Your goal —
Retype each record below word for word. Leave the pictures out.

Records for this exercise —
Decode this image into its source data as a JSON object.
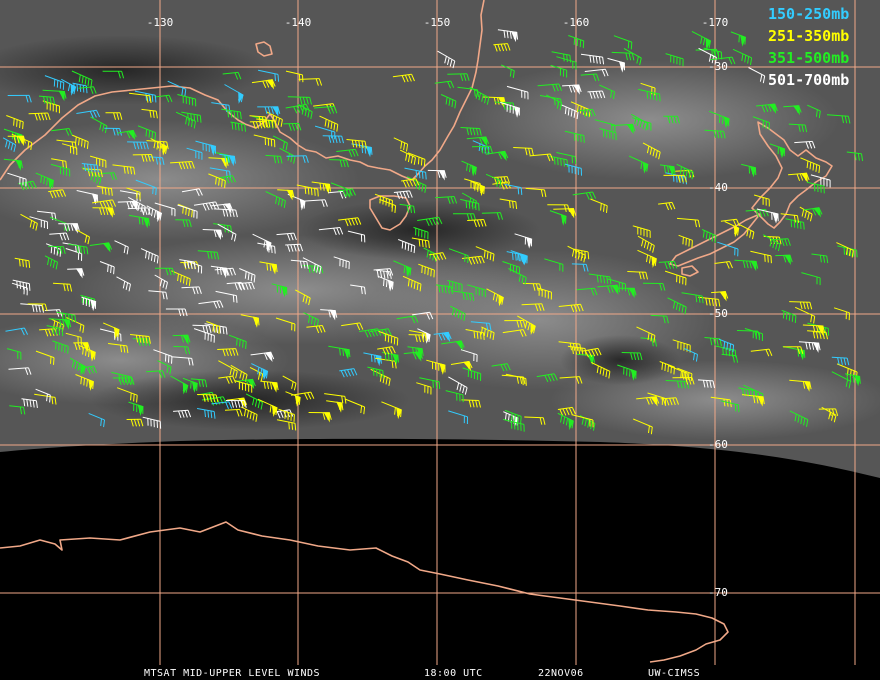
{
  "map": {
    "longitudes": [
      "-130",
      "-140",
      "-150",
      "-160",
      "-170"
    ],
    "latitudes": [
      "-30",
      "-40",
      "-50",
      "-60",
      "-70"
    ]
  },
  "legend": [
    {
      "label": "150-250mb",
      "color": "#33ccff"
    },
    {
      "label": "251-350mb",
      "color": "#ffff00"
    },
    {
      "label": "351-500mb",
      "color": "#22ee22"
    },
    {
      "label": "501-700mb",
      "color": "#ffffff"
    }
  ],
  "footer": {
    "product": "MTSAT MID-UPPER LEVEL WINDS",
    "time": "18:00 UTC",
    "date": "22NOV06",
    "source": "UW-CIMSS"
  },
  "colors": {
    "grid": "#f0a888",
    "coastline": "#f0a888",
    "earth_dark": "#262626",
    "space": "#000000"
  }
}
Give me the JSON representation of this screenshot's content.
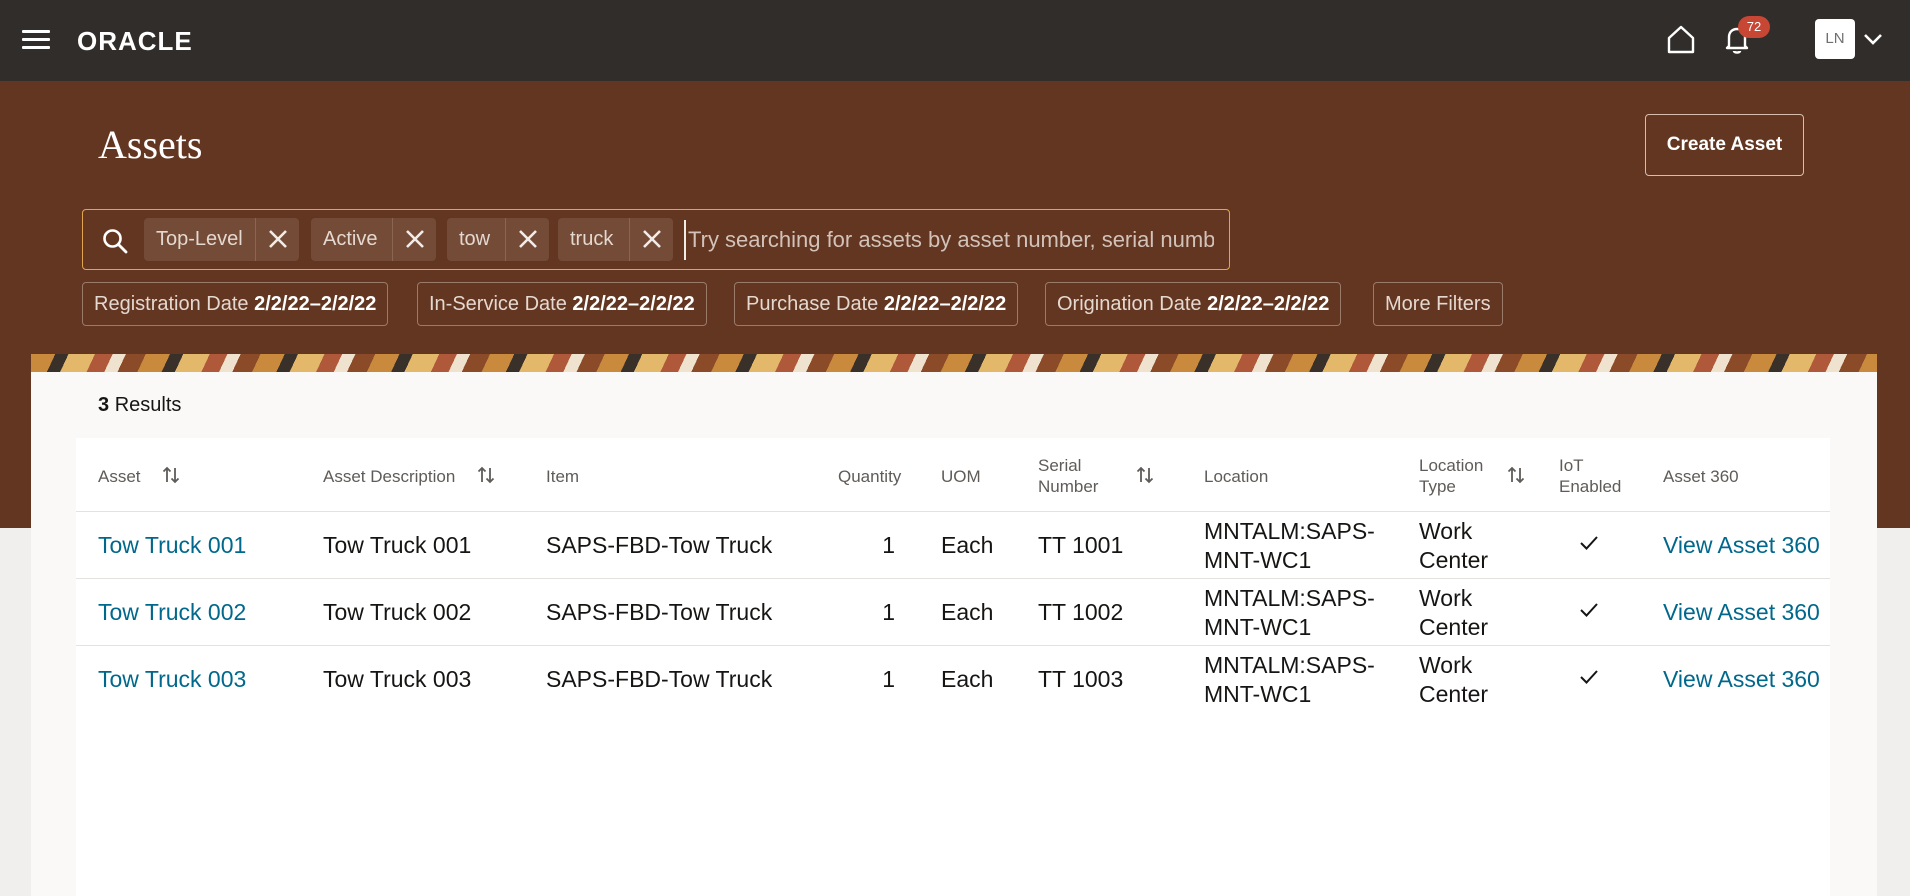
{
  "header": {
    "logo_text": "ORACLE",
    "notification_count": "72",
    "user_initials": "LN"
  },
  "page": {
    "title": "Assets",
    "create_button_label": "Create Asset"
  },
  "search": {
    "chips": [
      {
        "label": "Top-Level"
      },
      {
        "label": "Active"
      },
      {
        "label": "tow"
      },
      {
        "label": "truck"
      }
    ],
    "placeholder": "Try searching for assets by asset number, serial numb"
  },
  "filters": [
    {
      "label": "Registration Date",
      "value": "2/2/22–2/2/22"
    },
    {
      "label": "In-Service Date",
      "value": "2/2/22–2/2/22"
    },
    {
      "label": "Purchase Date",
      "value": "2/2/22–2/2/22"
    },
    {
      "label": "Origination Date",
      "value": "2/2/22–2/2/22"
    },
    {
      "label": "More Filters",
      "value": ""
    }
  ],
  "results": {
    "count": "3",
    "label": "Results"
  },
  "table": {
    "columns": [
      {
        "label": "Asset",
        "sortable": true
      },
      {
        "label": "Asset Description",
        "sortable": true
      },
      {
        "label": "Item",
        "sortable": false
      },
      {
        "label": "Quantity",
        "sortable": false
      },
      {
        "label": "UOM",
        "sortable": false
      },
      {
        "label": "Serial Number",
        "sortable": true
      },
      {
        "label": "Location",
        "sortable": false
      },
      {
        "label": "Location Type",
        "sortable": true
      },
      {
        "label": "IoT Enabled",
        "sortable": false
      },
      {
        "label": "Asset 360",
        "sortable": false
      }
    ],
    "rows": [
      {
        "asset": "Tow Truck 001",
        "description": "Tow Truck 001",
        "item": "SAPS-FBD-Tow Truck",
        "quantity": "1",
        "uom": "Each",
        "serial": "TT 1001",
        "location": "MNTALM:SAPS-MNT-WC1",
        "location_type": "Work Center",
        "iot_enabled": true,
        "asset360": "View Asset 360"
      },
      {
        "asset": "Tow Truck 002",
        "description": "Tow Truck 002",
        "item": "SAPS-FBD-Tow Truck",
        "quantity": "1",
        "uom": "Each",
        "serial": "TT 1002",
        "location": "MNTALM:SAPS-MNT-WC1",
        "location_type": "Work Center",
        "iot_enabled": true,
        "asset360": "View Asset 360"
      },
      {
        "asset": "Tow Truck 003",
        "description": "Tow Truck 003",
        "item": "SAPS-FBD-Tow Truck",
        "quantity": "1",
        "uom": "Each",
        "serial": "TT 1003",
        "location": "MNTALM:SAPS-MNT-WC1",
        "location_type": "Work Center",
        "iot_enabled": true,
        "asset360": "View Asset 360"
      }
    ]
  },
  "colors": {
    "topbar": "#312d2a",
    "band": "#623621",
    "link": "#00688c",
    "badge": "#c74634",
    "search_border": "#e2a54f"
  }
}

Answer for this exercise —
Decode this image into its source data as a JSON object.
{
  "map": {
    "longitudes": [
      "-130",
      "-140",
      "-150",
      "-160",
      "-170"
    ],
    "latitudes": [
      "-30",
      "-40",
      "-50",
      "-60",
      "-70"
    ]
  },
  "legend": [
    {
      "label": "150-250mb",
      "color": "#33ccff"
    },
    {
      "label": "251-350mb",
      "color": "#ffff00"
    },
    {
      "label": "351-500mb",
      "color": "#22ee22"
    },
    {
      "label": "501-700mb",
      "color": "#ffffff"
    }
  ],
  "footer": {
    "product": "MTSAT MID-UPPER LEVEL WINDS",
    "time": "18:00 UTC",
    "date": "22NOV06",
    "source": "UW-CIMSS"
  },
  "colors": {
    "grid": "#f0a888",
    "coastline": "#f0a888",
    "earth_dark": "#262626",
    "space": "#000000"
  }
}
Give me the JSON representation of this screenshot's content.
{
  "header": {
    "logo_text": "ORACLE",
    "notification_count": "72",
    "user_initials": "LN"
  },
  "page": {
    "title": "Assets",
    "create_button_label": "Create Asset"
  },
  "search": {
    "chips": [
      {
        "label": "Top-Level"
      },
      {
        "label": "Active"
      },
      {
        "label": "tow"
      },
      {
        "label": "truck"
      }
    ],
    "placeholder": "Try searching for assets by asset number, serial numb"
  },
  "filters": [
    {
      "label": "Registration Date",
      "value": "2/2/22–2/2/22"
    },
    {
      "label": "In-Service Date",
      "value": "2/2/22–2/2/22"
    },
    {
      "label": "Purchase Date",
      "value": "2/2/22–2/2/22"
    },
    {
      "label": "Origination Date",
      "value": "2/2/22–2/2/22"
    },
    {
      "label": "More Filters",
      "value": ""
    }
  ],
  "results": {
    "count": "3",
    "label": "Results"
  },
  "table": {
    "columns": [
      {
        "label": "Asset",
        "sortable": true
      },
      {
        "label": "Asset Description",
        "sortable": true
      },
      {
        "label": "Item",
        "sortable": false
      },
      {
        "label": "Quantity",
        "sortable": false
      },
      {
        "label": "UOM",
        "sortable": false
      },
      {
        "label": "Serial Number",
        "sortable": true
      },
      {
        "label": "Location",
        "sortable": false
      },
      {
        "label": "Location Type",
        "sortable": true
      },
      {
        "label": "IoT Enabled",
        "sortable": false
      },
      {
        "label": "Asset 360",
        "sortable": false
      }
    ],
    "rows": [
      {
        "asset": "Tow Truck 001",
        "description": "Tow Truck 001",
        "item": "SAPS-FBD-Tow Truck",
        "quantity": "1",
        "uom": "Each",
        "serial": "TT 1001",
        "location": "MNTALM:SAPS-MNT-WC1",
        "location_type": "Work Center",
        "iot_enabled": true,
        "asset360": "View Asset 360"
      },
      {
        "asset": "Tow Truck 002",
        "description": "Tow Truck 002",
        "item": "SAPS-FBD-Tow Truck",
        "quantity": "1",
        "uom": "Each",
        "serial": "TT 1002",
        "location": "MNTALM:SAPS-MNT-WC1",
        "location_type": "Work Center",
        "iot_enabled": true,
        "asset360": "View Asset 360"
      },
      {
        "asset": "Tow Truck 003",
        "description": "Tow Truck 003",
        "item": "SAPS-FBD-Tow Truck",
        "quantity": "1",
        "uom": "Each",
        "serial": "TT 1003",
        "location": "MNTALM:SAPS-MNT-WC1",
        "location_type": "Work Center",
        "iot_enabled": true,
        "asset360": "View Asset 360"
      }
    ]
  },
  "colors": {
    "topbar": "#312d2a",
    "band": "#623621",
    "link": "#00688c",
    "badge": "#c74634",
    "search_border": "#e2a54f"
  }
}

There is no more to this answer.